◆ **WHAT YOU HAVE TO DO**:
Would you please restate the data exactly as it stands, apart from the pictures?

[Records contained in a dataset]
'''
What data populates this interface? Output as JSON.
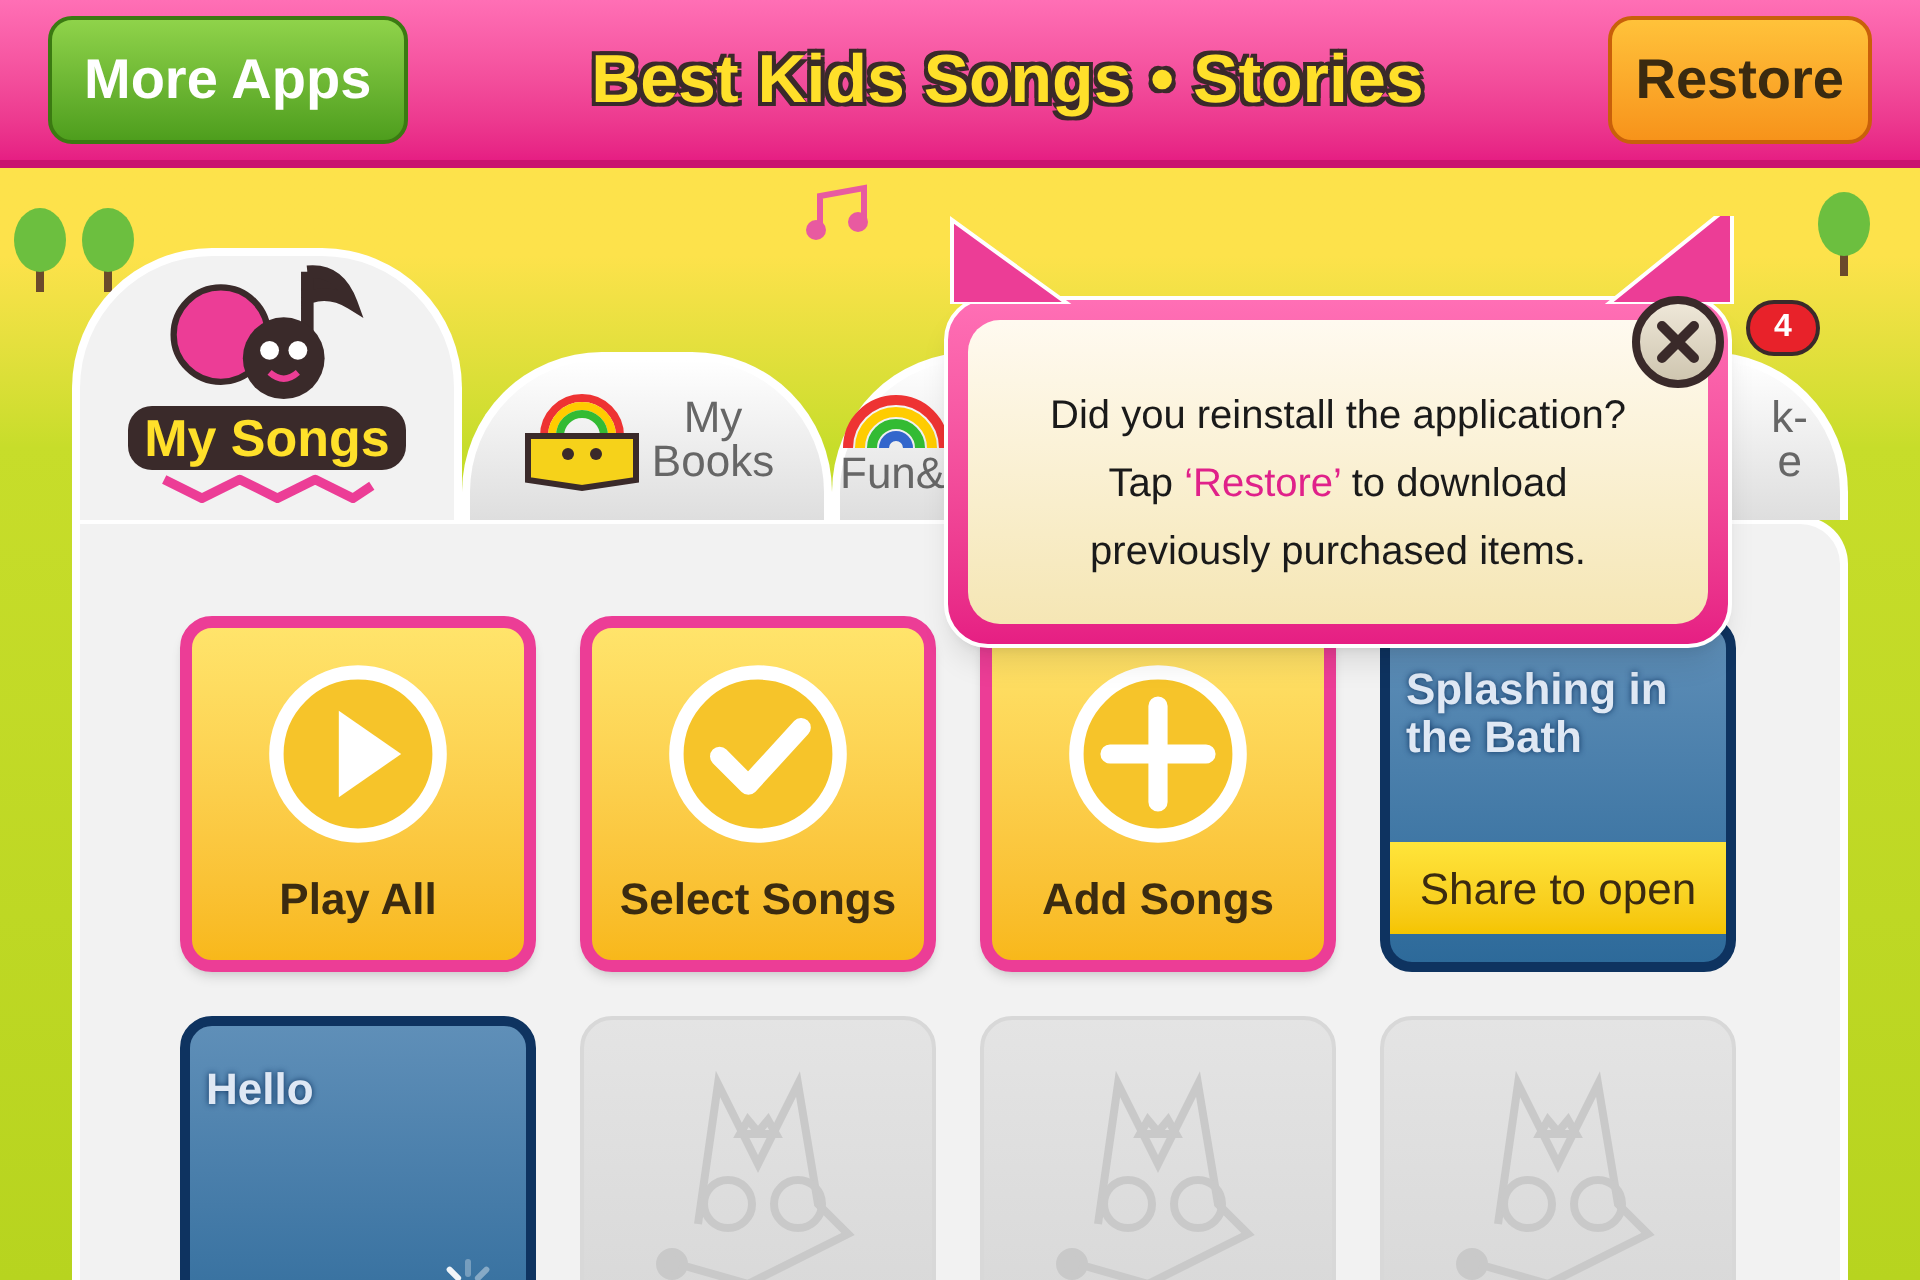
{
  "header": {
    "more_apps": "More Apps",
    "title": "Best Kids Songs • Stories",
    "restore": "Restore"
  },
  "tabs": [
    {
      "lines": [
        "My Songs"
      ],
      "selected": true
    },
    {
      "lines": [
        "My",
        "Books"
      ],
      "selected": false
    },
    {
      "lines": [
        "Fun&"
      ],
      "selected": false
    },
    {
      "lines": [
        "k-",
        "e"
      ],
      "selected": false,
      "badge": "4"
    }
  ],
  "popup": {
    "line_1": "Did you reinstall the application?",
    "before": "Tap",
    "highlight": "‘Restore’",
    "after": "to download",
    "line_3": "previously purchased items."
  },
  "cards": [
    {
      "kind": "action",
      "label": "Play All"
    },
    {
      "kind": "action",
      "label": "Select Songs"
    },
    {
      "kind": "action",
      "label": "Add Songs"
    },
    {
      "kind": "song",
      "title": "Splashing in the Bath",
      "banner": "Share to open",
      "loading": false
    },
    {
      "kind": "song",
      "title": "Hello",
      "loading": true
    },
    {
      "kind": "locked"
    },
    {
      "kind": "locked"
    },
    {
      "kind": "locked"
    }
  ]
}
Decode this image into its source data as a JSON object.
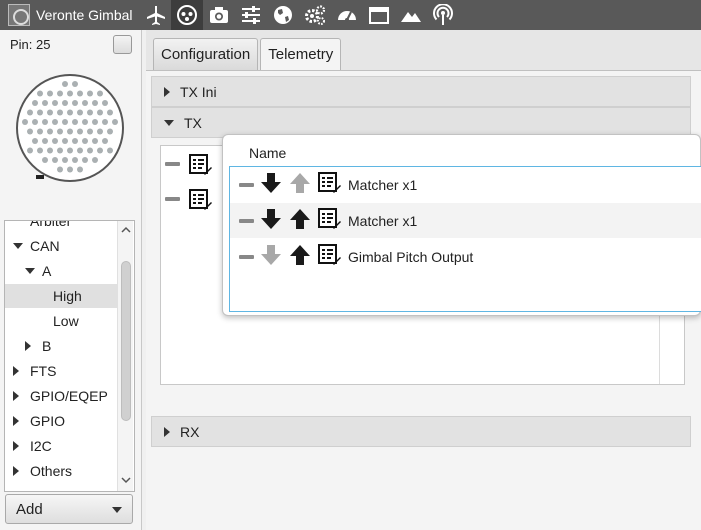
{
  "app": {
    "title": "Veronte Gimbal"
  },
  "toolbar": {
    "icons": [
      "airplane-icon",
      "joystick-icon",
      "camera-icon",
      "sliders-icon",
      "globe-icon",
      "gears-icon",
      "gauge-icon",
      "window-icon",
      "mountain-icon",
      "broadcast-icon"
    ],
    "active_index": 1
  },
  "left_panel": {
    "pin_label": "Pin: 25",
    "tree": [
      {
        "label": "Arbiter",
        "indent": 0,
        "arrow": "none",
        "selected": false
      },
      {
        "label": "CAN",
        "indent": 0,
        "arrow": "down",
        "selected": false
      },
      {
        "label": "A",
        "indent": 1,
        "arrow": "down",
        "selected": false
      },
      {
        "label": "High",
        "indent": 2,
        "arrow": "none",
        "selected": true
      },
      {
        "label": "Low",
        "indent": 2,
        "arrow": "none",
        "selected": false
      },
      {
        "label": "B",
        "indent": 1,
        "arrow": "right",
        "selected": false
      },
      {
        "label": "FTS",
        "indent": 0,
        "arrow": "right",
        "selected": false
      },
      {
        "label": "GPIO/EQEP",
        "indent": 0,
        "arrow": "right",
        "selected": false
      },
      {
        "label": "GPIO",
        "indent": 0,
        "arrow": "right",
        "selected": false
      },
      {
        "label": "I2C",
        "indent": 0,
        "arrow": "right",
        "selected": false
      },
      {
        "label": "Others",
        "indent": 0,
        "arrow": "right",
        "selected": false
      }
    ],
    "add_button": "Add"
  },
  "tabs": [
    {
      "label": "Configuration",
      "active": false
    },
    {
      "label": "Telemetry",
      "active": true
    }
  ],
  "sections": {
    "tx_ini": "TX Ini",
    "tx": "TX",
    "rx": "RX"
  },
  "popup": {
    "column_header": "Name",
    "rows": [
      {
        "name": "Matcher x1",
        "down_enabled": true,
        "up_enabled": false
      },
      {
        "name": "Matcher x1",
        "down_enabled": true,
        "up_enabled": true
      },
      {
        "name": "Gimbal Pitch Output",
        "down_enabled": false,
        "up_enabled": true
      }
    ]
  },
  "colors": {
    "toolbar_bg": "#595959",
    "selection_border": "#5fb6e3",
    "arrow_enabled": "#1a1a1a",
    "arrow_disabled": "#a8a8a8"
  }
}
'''
◆ **TASK ANSWER**:
What data populates this interface? Output as JSON.
{
  "header": {
    "more_apps": "More Apps",
    "title": "Best Kids Songs • Stories",
    "restore": "Restore"
  },
  "tabs": [
    {
      "lines": [
        "My Songs"
      ],
      "selected": true
    },
    {
      "lines": [
        "My",
        "Books"
      ],
      "selected": false
    },
    {
      "lines": [
        "Fun&"
      ],
      "selected": false
    },
    {
      "lines": [
        "k-",
        "e"
      ],
      "selected": false,
      "badge": "4"
    }
  ],
  "popup": {
    "line_1": "Did you reinstall the application?",
    "before": "Tap",
    "highlight": "‘Restore’",
    "after": "to download",
    "line_3": "previously purchased items."
  },
  "cards": [
    {
      "kind": "action",
      "label": "Play All"
    },
    {
      "kind": "action",
      "label": "Select Songs"
    },
    {
      "kind": "action",
      "label": "Add Songs"
    },
    {
      "kind": "song",
      "title": "Splashing in the Bath",
      "banner": "Share to open",
      "loading": false
    },
    {
      "kind": "song",
      "title": "Hello",
      "loading": true
    },
    {
      "kind": "locked"
    },
    {
      "kind": "locked"
    },
    {
      "kind": "locked"
    }
  ]
}
Decode this image into its source data as a JSON object.
{
  "app": {
    "title": "Veronte Gimbal"
  },
  "toolbar": {
    "icons": [
      "airplane-icon",
      "joystick-icon",
      "camera-icon",
      "sliders-icon",
      "globe-icon",
      "gears-icon",
      "gauge-icon",
      "window-icon",
      "mountain-icon",
      "broadcast-icon"
    ],
    "active_index": 1
  },
  "left_panel": {
    "pin_label": "Pin: 25",
    "tree": [
      {
        "label": "Arbiter",
        "indent": 0,
        "arrow": "none",
        "selected": false
      },
      {
        "label": "CAN",
        "indent": 0,
        "arrow": "down",
        "selected": false
      },
      {
        "label": "A",
        "indent": 1,
        "arrow": "down",
        "selected": false
      },
      {
        "label": "High",
        "indent": 2,
        "arrow": "none",
        "selected": true
      },
      {
        "label": "Low",
        "indent": 2,
        "arrow": "none",
        "selected": false
      },
      {
        "label": "B",
        "indent": 1,
        "arrow": "right",
        "selected": false
      },
      {
        "label": "FTS",
        "indent": 0,
        "arrow": "right",
        "selected": false
      },
      {
        "label": "GPIO/EQEP",
        "indent": 0,
        "arrow": "right",
        "selected": false
      },
      {
        "label": "GPIO",
        "indent": 0,
        "arrow": "right",
        "selected": false
      },
      {
        "label": "I2C",
        "indent": 0,
        "arrow": "right",
        "selected": false
      },
      {
        "label": "Others",
        "indent": 0,
        "arrow": "right",
        "selected": false
      }
    ],
    "add_button": "Add"
  },
  "tabs": [
    {
      "label": "Configuration",
      "active": false
    },
    {
      "label": "Telemetry",
      "active": true
    }
  ],
  "sections": {
    "tx_ini": "TX Ini",
    "tx": "TX",
    "rx": "RX"
  },
  "popup": {
    "column_header": "Name",
    "rows": [
      {
        "name": "Matcher x1",
        "down_enabled": true,
        "up_enabled": false
      },
      {
        "name": "Matcher x1",
        "down_enabled": true,
        "up_enabled": true
      },
      {
        "name": "Gimbal Pitch Output",
        "down_enabled": false,
        "up_enabled": true
      }
    ]
  },
  "colors": {
    "toolbar_bg": "#595959",
    "selection_border": "#5fb6e3",
    "arrow_enabled": "#1a1a1a",
    "arrow_disabled": "#a8a8a8"
  }
}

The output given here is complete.